I installed the drawers in my cabinets. My cabs don’t have sides all the way up, so I had to improvise some cleats into which I could screw the drawer slides. I made sure that the cleats were at least 1.75″ tall to allow me access to all the screw holes if I needed them (a 2×4 or 2×2 was about perfect) and at least 13″ long to get both the front and back sets of holes in the drawer slides. Feel free to use as high or low quality wood here as you like, but I would say to get better than common stud grade wood so you can be sure the wood is nice and hard to hold the screws well. If it feels squishy at the store, put it back!
I assembled the RATIONELL drawers and placed them in their slides. These were centered in the openings and the wood cleats placed around them. I then placed a drawer front in the opening to get the right depth back from the front and screwed in the cleats with 2.5″ wood screws. It is important to hold the drawer front into the opening and the drawer right up against it, because that will make sure your drawer gets the full extension it deserves and begins self-closing at the proper distance from the cabinet; it also helps keep the drawer square to the opening.
Marking the locations of the holes in the rails, I removed the drawers and drilled a 3/16″ hole (5mm hole if you have a metric bit, or an 11/64″ bit if you want a really tight fit) to accept the stock IKEA screws in the correct locations. Keep in mind that it is impossible to get a screw into any of the bottom holes in the front set except the very front one, so use the upper row if you can. As you can see in my picture, I couldn’t because the wood wasn’t tall enough. After the dampers were installed, the drawers worked perfectly. On to the fronts.
I clicked the drawer front attachment bracket into the drawer and took some measurements from the sides of my opening. The holes in these front brackets are 1.25″ apart exactly (center to center). In my case, I drilled the bottom holes 1.5″ in from the sides and 3.125″ down from the top, with the upper hole about 1.875″ down from the top. This was a little different for each drawer, so measure each one individually if you are doing this at home. Important note: the adjustment screws are set to a neutral centered position at the factory, but make sure that they are still that way when you start to measure so you can tweak your fronts a little bit if you have to.
After transferring my measurements to the drawer fronts and drilling more 3/16″ holes, I attached the brackets to the front and clicked them on to check the fit. Some fine tuning was necessary in some cases, but mostly I feel I measured pretty well. I numbered the drawer fronts so I could be sure that they would be reinstalled in the drawer they were measured into after painting. I don’t have any pictures of the painted product with handles, because you know how slowly kitchen projects can go 🙂

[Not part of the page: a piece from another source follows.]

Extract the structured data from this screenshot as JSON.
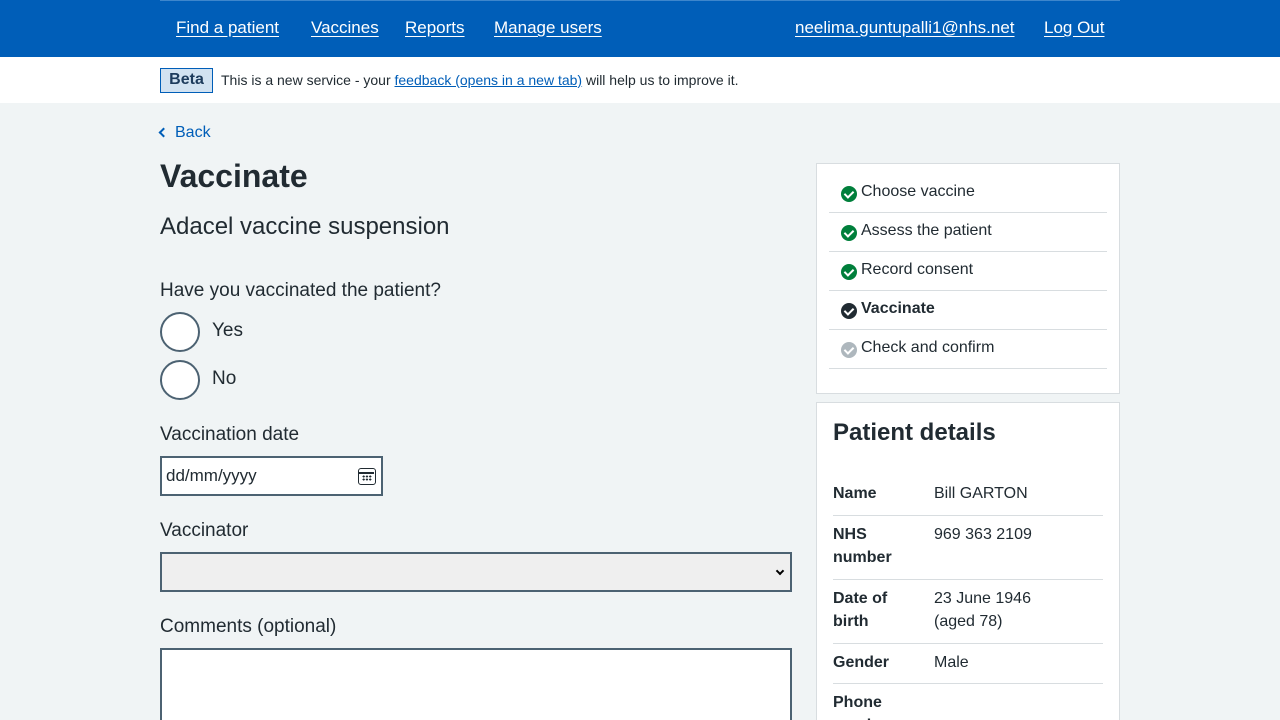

There’s no reason you can’t use this for a differently sized drawer, or even one of the 5 piece RATIONELL cabinet-height drawer sets.
Jules Yap started IKEAHackers.net in 2006 as a personal blog to showcase the most impressive IKEA hacks from all over the world. Since then, she has learned a lot more about power tools and DIY. Her site has helped thousands modify IKEA furniture with step-by-step tutorials, craft projects and home styling.